The HBO original movie Phil Spector — a fictional account written by playwright David Mamet (Glengarry Glen Ross) — explores the relationship between Phil Spector (Al Pacino) and defense attorney Linda Kenney Baden (Helen Mirren), who represented Spector during his 2007 trial for the killing of actress Lana Clarkson in 2003. Mamet examines the complicated personality that Phil Spector embodies: a brilliant but eccentric music producer who revolutionized pop music in the 1960s, and who in the years leading up to the murder trial lived as a virtual recluse in a mock castle in suburban Los Angeles. Phil Spector premieres Sunday, March 24, at 9pm ET.

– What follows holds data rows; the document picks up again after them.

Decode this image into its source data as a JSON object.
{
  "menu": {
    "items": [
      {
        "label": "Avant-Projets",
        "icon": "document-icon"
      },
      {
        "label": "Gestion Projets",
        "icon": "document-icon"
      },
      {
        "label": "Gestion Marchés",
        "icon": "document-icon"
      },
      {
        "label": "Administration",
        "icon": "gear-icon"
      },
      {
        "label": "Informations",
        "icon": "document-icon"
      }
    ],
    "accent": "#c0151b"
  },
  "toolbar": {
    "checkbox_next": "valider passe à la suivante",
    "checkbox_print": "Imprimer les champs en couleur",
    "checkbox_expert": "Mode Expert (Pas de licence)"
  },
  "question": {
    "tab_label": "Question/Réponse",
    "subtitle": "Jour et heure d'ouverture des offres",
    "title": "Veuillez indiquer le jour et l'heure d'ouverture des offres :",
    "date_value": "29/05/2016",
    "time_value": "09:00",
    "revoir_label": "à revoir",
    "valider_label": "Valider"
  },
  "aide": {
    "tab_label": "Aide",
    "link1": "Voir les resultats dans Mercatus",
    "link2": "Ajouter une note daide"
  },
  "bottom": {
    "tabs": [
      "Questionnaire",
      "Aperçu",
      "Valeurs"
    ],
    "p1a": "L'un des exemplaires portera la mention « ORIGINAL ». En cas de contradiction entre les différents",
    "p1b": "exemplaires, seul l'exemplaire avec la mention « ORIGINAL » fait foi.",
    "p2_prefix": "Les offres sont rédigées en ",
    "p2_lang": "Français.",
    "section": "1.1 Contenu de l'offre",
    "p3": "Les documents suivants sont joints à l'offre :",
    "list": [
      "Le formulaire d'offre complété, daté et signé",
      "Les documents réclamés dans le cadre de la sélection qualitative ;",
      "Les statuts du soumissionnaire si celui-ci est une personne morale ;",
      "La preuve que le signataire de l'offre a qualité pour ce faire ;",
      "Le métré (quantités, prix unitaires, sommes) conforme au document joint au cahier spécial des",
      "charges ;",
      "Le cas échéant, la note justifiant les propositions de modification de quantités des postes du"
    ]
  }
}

Al Pacino and Helen Mirren are so convincing as the freaky music producer and his defense attorney that by the end of HBO’s Phil Spector it’s likely you would vote to acquit, based on reasonable doubt.
And that’s with the knowledge that Spector is in prison and has a gun fetish and a violent history.
David Mamet’s film unfolds in 2007, before Spector’s first trial. It was a second trial that resulted in Spector’s sentence of 19 years to life for the 2003 murder of Lana Clarkson, an actress.
Pacino becomes Spector, uncannily inhabiting the man who was born within four months of him and also raised in the Bronx. When we meet Spector, he is old, frail and shaking. It’s the twitches and the shuffle, the flares of temper and the clouded eyes that make for a spectacular performance.
“I would sit for hours just looking at Phil talking about things,” Pacino says at a press conference. “I was waiting for that moment where I could start to feel him in some way inside, to feel that — the subtext.”
We’re drawn into Spector’s bizarre world in a lonely castle, decorated with Lincoln memorabilia and guns. He shuffles around in silk pajamas and an embroidered robe, sporting different wigs — the first makes him look like a suburban woman in 1985, and the wig he wears on the day he takes the stand resembles the hair of a Dr. Seuss character.
Since people assume they know this case, what makes the film interesting is its vantage point, told from attorney Linda Kenney Baden’s perspective. This begins with a caveat that it’s fiction.
Spector’s attorney, Bruce Cutler (Jeffrey Tambor), hires Baden (Helen Mirren), and like everyone, she assumes he’s guilty. Spector is so weird that putting him on the stand will only reinforce the jury’s assumption of guilt.
Still, the forensic evidence does not support that he pulled the trigger.
“It’s an amalgam between a fantasy, a work of imagination, like a strange dream that you’re having and you’re not quite sure whether you really dreamt that or whether it actually happened,” Mirren says. “I think the nature of Phil Spector and the life that he lived encouraged that. He must have lived, it seems to me, in a permanent dream. I’ve heard so many extraordinary stories about him. Obviously we all did a lot of research. My husband actually worked for Phil Spector, so my husband had some incredible stories about him.”
Spector’s flashes of lucidity, though, are striking. His ego is so huge that it makes you wonder had he done it, if he would have taken credit.
Mamet wrote and directed this after seeing a documentary about Spector. “Oh, this guy’s a freak,” Mamet says he initially thought. “He’s small. He’s wizened. He talks funny. His arms are shaky. He’s obviously a freak. Three minutes later you say, ‘Well, but he says some interesting things.’ [After] half an hour, you’re saying, ‘How could I be so prejudiced? The guy’s kind of brilliant.’ And at the end of the documentary, you’re saying, ‘Wait a second. I came to this with such prejudice. Maybe the guy’s not guilty.’”
Photo: Credit: HBO/Phillip Caruso